Leave the images out. Give every line below again, precisely.

TASK INPUT:
──────────────────────────────
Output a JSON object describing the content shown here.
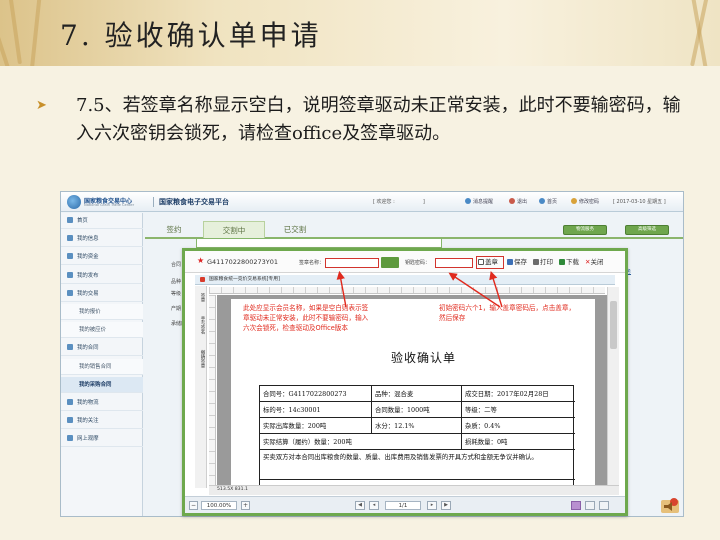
{
  "slide": {
    "title": "7. 验收确认单申请",
    "bullet": "7.5、若签章名称显示空白，说明签章驱动未正常安装，此时不要输密码，输入六次密钥会锁死，请检查office及签章驱动。"
  },
  "app": {
    "logo_text": "国家粮食交易中心",
    "logo_sub": "National Grain Trade Center",
    "platform": "国家粮食电子交易平台",
    "welcome": "[ 欢迎您 :",
    "welcome_end": "]",
    "links": [
      "消息提醒",
      "退出",
      "首页",
      "修改密码"
    ],
    "date": "[ 2017-03-10 星期五 ]",
    "sidebar": [
      {
        "label": "首页",
        "sub": false
      },
      {
        "label": "我的信息",
        "sub": false
      },
      {
        "label": "我的资金",
        "sub": false
      },
      {
        "label": "我的发布",
        "sub": false
      },
      {
        "label": "我的交易",
        "sub": false
      },
      {
        "label": "我的报价",
        "sub": true
      },
      {
        "label": "我的被应价",
        "sub": true
      },
      {
        "label": "我的合同",
        "sub": false
      },
      {
        "label": "我的销售合同",
        "sub": true
      },
      {
        "label": "我的采购合同",
        "sub": true,
        "active": true
      },
      {
        "label": "我的物流",
        "sub": false
      },
      {
        "label": "我的关注",
        "sub": false
      },
      {
        "label": "网上观摩",
        "sub": false
      }
    ],
    "tabs": [
      "签约",
      "交割中",
      "已交割"
    ],
    "green_buttons": [
      "物流服务",
      "高级筛选"
    ],
    "bg_rows": [
      "合同",
      "品种",
      "等级",
      "产期",
      "承储库"
    ],
    "bg_link": "物流服务"
  },
  "modal": {
    "order_id": "G4117022800273Y01",
    "sign_name_label": "签章名称：",
    "sign_name_value": "",
    "key_label": "钥匙密码：",
    "key_value": "",
    "buttons": [
      "盖章",
      "保存",
      "打印",
      "下载",
      "关闭"
    ],
    "doc_tab": "国家粮食统一竞价交易系统[专用]",
    "vertical_tools": [
      "签章",
      "手写签名",
      "撤销签章"
    ],
    "doc_title": "验收确认单",
    "note_left": "此处应显示会员名称，如果是空白则表示签章驱动未正常安装，此时不要输密码，输入六次会锁死，检查驱动及Office版本",
    "note_right": "初始密码六个1，输入盖章密码后，点击盖章，然后保存",
    "table": [
      [
        "合同号：G4117022800273",
        "品种：混合麦",
        "成交日期：2017年02月28日"
      ],
      [
        "标的号：14c30001",
        "合同数量：1000吨",
        "等级：二等"
      ],
      [
        "实际出库数量：200吨",
        "水分：12.1%",
        "杂质：0.4%"
      ],
      [
        "实际结算（履约）数量：200吨",
        "",
        "损耗数量：0吨"
      ]
    ],
    "table_note": "买卖双方对本合同出库粮食的数量、质量、出库费用及销售发票的开具方式和金额无争议并确认。",
    "status_size": "513.5X 831.1",
    "zoom": "100.00%",
    "page": "1/1"
  }
}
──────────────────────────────
TASK ANSWER:
Output a JSON object describing the content shown here.
{
  "slide": {
    "title": "7. 验收确认单申请",
    "bullet": "7.5、若签章名称显示空白，说明签章驱动未正常安装，此时不要输密码，输入六次密钥会锁死，请检查office及签章驱动。"
  },
  "app": {
    "logo_text": "国家粮食交易中心",
    "logo_sub": "National Grain Trade Center",
    "platform": "国家粮食电子交易平台",
    "welcome": "[ 欢迎您 :",
    "welcome_end": "]",
    "links": [
      "消息提醒",
      "退出",
      "首页",
      "修改密码"
    ],
    "date": "[ 2017-03-10 星期五 ]",
    "sidebar": [
      {
        "label": "首页",
        "sub": false
      },
      {
        "label": "我的信息",
        "sub": false
      },
      {
        "label": "我的资金",
        "sub": false
      },
      {
        "label": "我的发布",
        "sub": false
      },
      {
        "label": "我的交易",
        "sub": false
      },
      {
        "label": "我的报价",
        "sub": true
      },
      {
        "label": "我的被应价",
        "sub": true
      },
      {
        "label": "我的合同",
        "sub": false
      },
      {
        "label": "我的销售合同",
        "sub": true
      },
      {
        "label": "我的采购合同",
        "sub": true,
        "active": true
      },
      {
        "label": "我的物流",
        "sub": false
      },
      {
        "label": "我的关注",
        "sub": false
      },
      {
        "label": "网上观摩",
        "sub": false
      }
    ],
    "tabs": [
      "签约",
      "交割中",
      "已交割"
    ],
    "green_buttons": [
      "物流服务",
      "高级筛选"
    ],
    "bg_rows": [
      "合同",
      "品种",
      "等级",
      "产期",
      "承储库"
    ],
    "bg_link": "物流服务"
  },
  "modal": {
    "order_id": "G4117022800273Y01",
    "sign_name_label": "签章名称：",
    "sign_name_value": "",
    "key_label": "钥匙密码：",
    "key_value": "",
    "buttons": [
      "盖章",
      "保存",
      "打印",
      "下载",
      "关闭"
    ],
    "doc_tab": "国家粮食统一竞价交易系统[专用]",
    "vertical_tools": [
      "签章",
      "手写签名",
      "撤销签章"
    ],
    "doc_title": "验收确认单",
    "note_left": "此处应显示会员名称，如果是空白则表示签章驱动未正常安装，此时不要输密码，输入六次会锁死，检查驱动及Office版本",
    "note_right": "初始密码六个1，输入盖章密码后，点击盖章，然后保存",
    "table": [
      [
        "合同号：G4117022800273",
        "品种：混合麦",
        "成交日期：2017年02月28日"
      ],
      [
        "标的号：14c30001",
        "合同数量：1000吨",
        "等级：二等"
      ],
      [
        "实际出库数量：200吨",
        "水分：12.1%",
        "杂质：0.4%"
      ],
      [
        "实际结算（履约）数量：200吨",
        "",
        "损耗数量：0吨"
      ]
    ],
    "table_note": "买卖双方对本合同出库粮食的数量、质量、出库费用及销售发票的开具方式和金额无争议并确认。",
    "status_size": "513.5X 831.1",
    "zoom": "100.00%",
    "page": "1/1"
  }
}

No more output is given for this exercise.